Thursday, September 25, 2008

UN Millenium Project to End World Poverty

At the Millennium Summit in September 2000 the largest gathering of world leaders in history adopted the UN Millennium Declaration, committing their nations to a new global partnership to reduce extreme poverty and setting out a series of time-bound targets, with a deadline of 2015, that have become known as the Millennium Development Goals.

Quantifiable, time-bound goals for ending extreme poverty. Today, we are at the mid-way point in achieving these goals, yet progress has been far too slow in many parts of the world. From their site, the MDG Project says that "The crisis is most severe in sub-Saharan Africa where, despite some successes such as increased primary school enrollment, the majority of countries are not on track to achieving the MDGs."

Today, with the United States economy in crisis, with fuel costs at astronomical rates, with food shortages and food costs soaring, with AIDS still unsolved, the question arises: what can I do, as an individual, to contribute to end world poverty? What can I do, currently self-employed and with an uneven income, do to end world poverty?

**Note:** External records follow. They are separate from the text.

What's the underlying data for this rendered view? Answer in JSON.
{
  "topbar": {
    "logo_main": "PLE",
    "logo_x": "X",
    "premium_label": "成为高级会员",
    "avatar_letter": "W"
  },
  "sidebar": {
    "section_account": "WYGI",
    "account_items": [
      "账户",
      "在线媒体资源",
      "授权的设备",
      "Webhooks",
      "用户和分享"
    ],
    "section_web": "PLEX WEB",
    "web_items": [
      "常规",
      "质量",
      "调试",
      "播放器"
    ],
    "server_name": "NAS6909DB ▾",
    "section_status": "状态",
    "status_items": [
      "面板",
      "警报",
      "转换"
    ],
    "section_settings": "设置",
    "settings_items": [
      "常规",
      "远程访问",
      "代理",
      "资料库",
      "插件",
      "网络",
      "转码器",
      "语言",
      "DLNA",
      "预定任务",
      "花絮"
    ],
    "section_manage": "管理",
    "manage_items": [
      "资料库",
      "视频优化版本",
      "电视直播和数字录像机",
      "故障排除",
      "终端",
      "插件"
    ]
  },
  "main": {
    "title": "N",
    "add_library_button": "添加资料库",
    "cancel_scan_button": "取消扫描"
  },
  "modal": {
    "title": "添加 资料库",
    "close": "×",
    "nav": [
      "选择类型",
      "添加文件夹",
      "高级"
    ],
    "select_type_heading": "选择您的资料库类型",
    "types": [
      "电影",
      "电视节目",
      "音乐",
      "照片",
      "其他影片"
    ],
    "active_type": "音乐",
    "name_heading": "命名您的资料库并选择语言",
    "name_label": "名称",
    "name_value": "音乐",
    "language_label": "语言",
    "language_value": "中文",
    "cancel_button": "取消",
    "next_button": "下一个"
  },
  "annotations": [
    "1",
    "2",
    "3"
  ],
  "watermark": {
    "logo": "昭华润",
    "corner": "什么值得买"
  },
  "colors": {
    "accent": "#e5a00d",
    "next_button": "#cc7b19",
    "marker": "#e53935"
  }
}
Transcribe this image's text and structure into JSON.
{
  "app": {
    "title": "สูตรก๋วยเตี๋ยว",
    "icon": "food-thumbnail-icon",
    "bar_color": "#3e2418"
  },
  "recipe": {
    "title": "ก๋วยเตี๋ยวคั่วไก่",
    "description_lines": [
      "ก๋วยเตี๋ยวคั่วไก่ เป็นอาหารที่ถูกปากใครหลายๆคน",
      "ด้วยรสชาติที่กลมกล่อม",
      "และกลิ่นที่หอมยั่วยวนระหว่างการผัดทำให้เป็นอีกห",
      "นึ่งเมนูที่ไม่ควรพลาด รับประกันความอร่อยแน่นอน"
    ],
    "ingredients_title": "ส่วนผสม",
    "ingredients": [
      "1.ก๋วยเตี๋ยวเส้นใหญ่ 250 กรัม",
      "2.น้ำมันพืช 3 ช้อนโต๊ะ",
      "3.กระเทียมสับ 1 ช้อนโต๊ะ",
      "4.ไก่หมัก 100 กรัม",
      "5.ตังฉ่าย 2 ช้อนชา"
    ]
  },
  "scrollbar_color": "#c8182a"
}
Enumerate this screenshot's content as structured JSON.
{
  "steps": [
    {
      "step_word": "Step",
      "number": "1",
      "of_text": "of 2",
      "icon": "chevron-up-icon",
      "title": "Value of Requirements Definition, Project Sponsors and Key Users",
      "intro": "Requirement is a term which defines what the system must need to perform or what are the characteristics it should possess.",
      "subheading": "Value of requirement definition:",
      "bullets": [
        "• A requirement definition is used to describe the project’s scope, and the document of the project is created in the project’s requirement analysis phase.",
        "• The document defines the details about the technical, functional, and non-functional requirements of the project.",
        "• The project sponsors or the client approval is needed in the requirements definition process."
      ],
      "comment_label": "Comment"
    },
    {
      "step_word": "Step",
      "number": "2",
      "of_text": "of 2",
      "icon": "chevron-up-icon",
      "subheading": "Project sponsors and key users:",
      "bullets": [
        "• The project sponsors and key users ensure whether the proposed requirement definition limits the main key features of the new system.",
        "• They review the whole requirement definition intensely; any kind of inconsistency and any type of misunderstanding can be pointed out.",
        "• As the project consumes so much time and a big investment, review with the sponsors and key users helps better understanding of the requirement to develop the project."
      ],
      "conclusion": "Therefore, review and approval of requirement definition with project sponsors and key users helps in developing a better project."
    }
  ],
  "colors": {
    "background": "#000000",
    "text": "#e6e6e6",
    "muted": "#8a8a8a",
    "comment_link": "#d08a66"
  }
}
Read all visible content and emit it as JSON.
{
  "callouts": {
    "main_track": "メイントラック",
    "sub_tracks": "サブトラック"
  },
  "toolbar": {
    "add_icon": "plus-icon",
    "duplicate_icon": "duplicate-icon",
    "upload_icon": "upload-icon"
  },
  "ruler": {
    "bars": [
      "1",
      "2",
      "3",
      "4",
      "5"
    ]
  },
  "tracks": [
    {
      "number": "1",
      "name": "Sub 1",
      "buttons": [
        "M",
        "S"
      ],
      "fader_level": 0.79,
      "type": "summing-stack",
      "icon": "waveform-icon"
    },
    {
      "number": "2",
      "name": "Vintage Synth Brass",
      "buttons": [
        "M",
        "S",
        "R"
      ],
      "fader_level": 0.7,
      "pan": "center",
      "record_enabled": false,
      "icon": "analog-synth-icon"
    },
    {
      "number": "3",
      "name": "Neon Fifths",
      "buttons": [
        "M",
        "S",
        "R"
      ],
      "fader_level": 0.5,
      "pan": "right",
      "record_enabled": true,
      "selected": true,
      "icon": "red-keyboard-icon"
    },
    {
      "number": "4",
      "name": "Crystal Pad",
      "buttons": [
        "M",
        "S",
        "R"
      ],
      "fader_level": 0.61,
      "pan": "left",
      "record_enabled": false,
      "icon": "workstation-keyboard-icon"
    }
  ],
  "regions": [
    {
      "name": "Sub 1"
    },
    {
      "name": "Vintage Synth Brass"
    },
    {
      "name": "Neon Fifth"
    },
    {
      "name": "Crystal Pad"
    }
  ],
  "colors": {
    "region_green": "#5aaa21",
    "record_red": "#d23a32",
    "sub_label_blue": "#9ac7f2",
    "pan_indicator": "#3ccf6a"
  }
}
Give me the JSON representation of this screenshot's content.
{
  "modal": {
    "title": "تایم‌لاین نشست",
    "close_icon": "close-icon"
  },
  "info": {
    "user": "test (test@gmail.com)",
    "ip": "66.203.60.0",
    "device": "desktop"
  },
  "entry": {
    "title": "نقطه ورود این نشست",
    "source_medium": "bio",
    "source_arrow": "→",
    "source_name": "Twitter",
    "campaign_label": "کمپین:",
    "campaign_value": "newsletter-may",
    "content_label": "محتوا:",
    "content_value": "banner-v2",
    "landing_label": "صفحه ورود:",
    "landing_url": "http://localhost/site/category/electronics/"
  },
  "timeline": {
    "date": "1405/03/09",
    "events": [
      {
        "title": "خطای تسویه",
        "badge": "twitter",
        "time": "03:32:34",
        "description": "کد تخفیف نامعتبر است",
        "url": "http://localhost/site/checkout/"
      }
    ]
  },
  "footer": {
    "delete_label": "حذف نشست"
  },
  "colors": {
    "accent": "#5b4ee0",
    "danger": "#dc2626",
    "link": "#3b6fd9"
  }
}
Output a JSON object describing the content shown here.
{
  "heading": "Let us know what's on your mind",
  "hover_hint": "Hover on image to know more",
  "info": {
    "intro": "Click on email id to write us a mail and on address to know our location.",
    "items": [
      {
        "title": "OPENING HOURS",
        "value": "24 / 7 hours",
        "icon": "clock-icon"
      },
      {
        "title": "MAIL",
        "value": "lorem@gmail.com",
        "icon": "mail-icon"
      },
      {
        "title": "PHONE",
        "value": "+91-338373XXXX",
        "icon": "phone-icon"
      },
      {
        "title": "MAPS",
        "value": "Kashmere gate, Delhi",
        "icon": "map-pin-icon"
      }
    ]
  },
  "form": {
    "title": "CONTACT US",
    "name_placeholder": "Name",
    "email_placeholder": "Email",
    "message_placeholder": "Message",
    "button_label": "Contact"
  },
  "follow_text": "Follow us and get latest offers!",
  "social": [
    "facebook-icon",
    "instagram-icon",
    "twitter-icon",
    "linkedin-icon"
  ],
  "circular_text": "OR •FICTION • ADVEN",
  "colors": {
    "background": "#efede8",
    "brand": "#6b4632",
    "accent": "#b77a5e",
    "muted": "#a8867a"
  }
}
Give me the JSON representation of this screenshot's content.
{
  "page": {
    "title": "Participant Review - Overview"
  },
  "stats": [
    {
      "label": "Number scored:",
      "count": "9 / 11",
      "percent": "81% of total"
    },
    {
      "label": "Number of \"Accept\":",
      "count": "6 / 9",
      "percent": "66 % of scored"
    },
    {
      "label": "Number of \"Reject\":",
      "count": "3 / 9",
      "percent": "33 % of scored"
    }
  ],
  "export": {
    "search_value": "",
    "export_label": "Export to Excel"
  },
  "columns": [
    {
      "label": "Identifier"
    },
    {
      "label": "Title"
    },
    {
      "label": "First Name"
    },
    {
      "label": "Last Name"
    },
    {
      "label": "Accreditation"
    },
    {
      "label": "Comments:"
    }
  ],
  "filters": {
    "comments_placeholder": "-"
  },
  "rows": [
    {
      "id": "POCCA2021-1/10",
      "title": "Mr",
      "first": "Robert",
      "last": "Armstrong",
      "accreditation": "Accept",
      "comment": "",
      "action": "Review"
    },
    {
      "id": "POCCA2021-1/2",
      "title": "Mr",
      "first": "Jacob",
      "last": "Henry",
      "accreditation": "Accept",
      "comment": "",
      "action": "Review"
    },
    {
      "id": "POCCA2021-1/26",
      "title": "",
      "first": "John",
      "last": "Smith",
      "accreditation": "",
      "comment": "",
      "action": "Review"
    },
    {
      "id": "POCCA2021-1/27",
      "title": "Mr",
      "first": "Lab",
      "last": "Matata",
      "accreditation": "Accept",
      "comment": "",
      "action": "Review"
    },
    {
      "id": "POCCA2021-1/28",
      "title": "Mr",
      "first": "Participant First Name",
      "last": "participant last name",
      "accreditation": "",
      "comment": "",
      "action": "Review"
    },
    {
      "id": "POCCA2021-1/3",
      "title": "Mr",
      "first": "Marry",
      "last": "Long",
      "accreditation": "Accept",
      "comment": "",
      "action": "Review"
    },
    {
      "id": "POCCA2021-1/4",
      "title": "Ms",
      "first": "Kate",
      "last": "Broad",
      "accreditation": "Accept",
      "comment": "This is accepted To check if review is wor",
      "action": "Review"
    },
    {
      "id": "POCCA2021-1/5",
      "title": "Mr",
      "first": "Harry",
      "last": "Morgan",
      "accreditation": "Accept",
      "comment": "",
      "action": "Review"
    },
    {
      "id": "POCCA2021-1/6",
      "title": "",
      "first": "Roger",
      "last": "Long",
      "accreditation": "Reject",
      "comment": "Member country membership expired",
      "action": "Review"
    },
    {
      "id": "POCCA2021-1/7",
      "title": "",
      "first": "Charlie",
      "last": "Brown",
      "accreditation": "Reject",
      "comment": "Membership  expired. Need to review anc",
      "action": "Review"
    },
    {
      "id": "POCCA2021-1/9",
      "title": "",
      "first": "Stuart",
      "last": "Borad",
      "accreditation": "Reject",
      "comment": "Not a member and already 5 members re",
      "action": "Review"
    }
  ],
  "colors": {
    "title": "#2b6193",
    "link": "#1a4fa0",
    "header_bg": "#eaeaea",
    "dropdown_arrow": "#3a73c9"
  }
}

Well, actually, there are plenty of things I can do. Slow Food supports good, clean and fair food, with a focus on local growers. I can support businesses that are green. I can recycle. If I focus on small, local actions, and put these actions out into the world, that energy spreads.

The cost of poverty is high - wasted minds, wasted potential, wasted lives. We can do better.

11 comments:

Randal Graves said...

I hate when my food is slow. I'm hungry! Cook already!

DivaJood said...

Randal, I'm on clear liquids today, so I have to stop talking about food.

Unconventional Conventionist said...

I've always been a big fan of "Grow Your Own" too.

Remind me sometime to haul out the Food Bank post/movie I made last year.

Utah Savage said...

Diva, I'm with you on all those changes in my personal, very small way.

And as you no doubt know, I'll follow you anywhere.

Border Explorer said...

Utah is so right when she says "everything is political." All our choices, every single expenditure...it all makes a difference.

Yes, indeed. We can do better.

Liquid said...

I'm thirsty.

Spartacus said...

I'd support my local growers, but they've long since gone from Long Island with most if the land sold to local developers.

Mary Ellen said...

We have one farm stand near my home that grows their own vegetables. The best corn ever and tomatoes that are to die for...I always buy from them in the summer. Every year I say I'm going to buy more and do some canning, but I never do. Maybe next year. I'm also getting rid of the big ol' wood swing set with the fort in my backyard next year (neighbor with a new baby taking it) and planting a vegetable garden next spring. My brother is a great gardener and gave me lots of tips on successful gardening this summer.

Oh...and my daughter, bless her heart, bought one of those hand pushed mowers, no gas or electricity, to cut her lawn. She said her neighbors kept offering to lend her their lawnmowers. They were surprised that she actually wanted to use the thing, not a gas lawnmower.

Dean Wormer said...

They are building an office building across the street from me that's state of the art environmentally- solar cells worked into every window, a wind turbine and rainwater collector on the roof - it's actually going to put more power on the grid than it takes off.

More of that.

Fran said...

We have a corner lot, so we use the power mower, but to save the planet we only mow it when it when we have time, or it becomes junglesque. We are doing our part to save the planet. If anyone tells me my lawn looks shabby, I shall give them a lecture on global warming & how much I love polar bears.

Mariamariacuchita said...

We have a farmer's market for small growers close to my home...there is a huge difference in quality of the produce. Poverty impacts almost every issue in this world.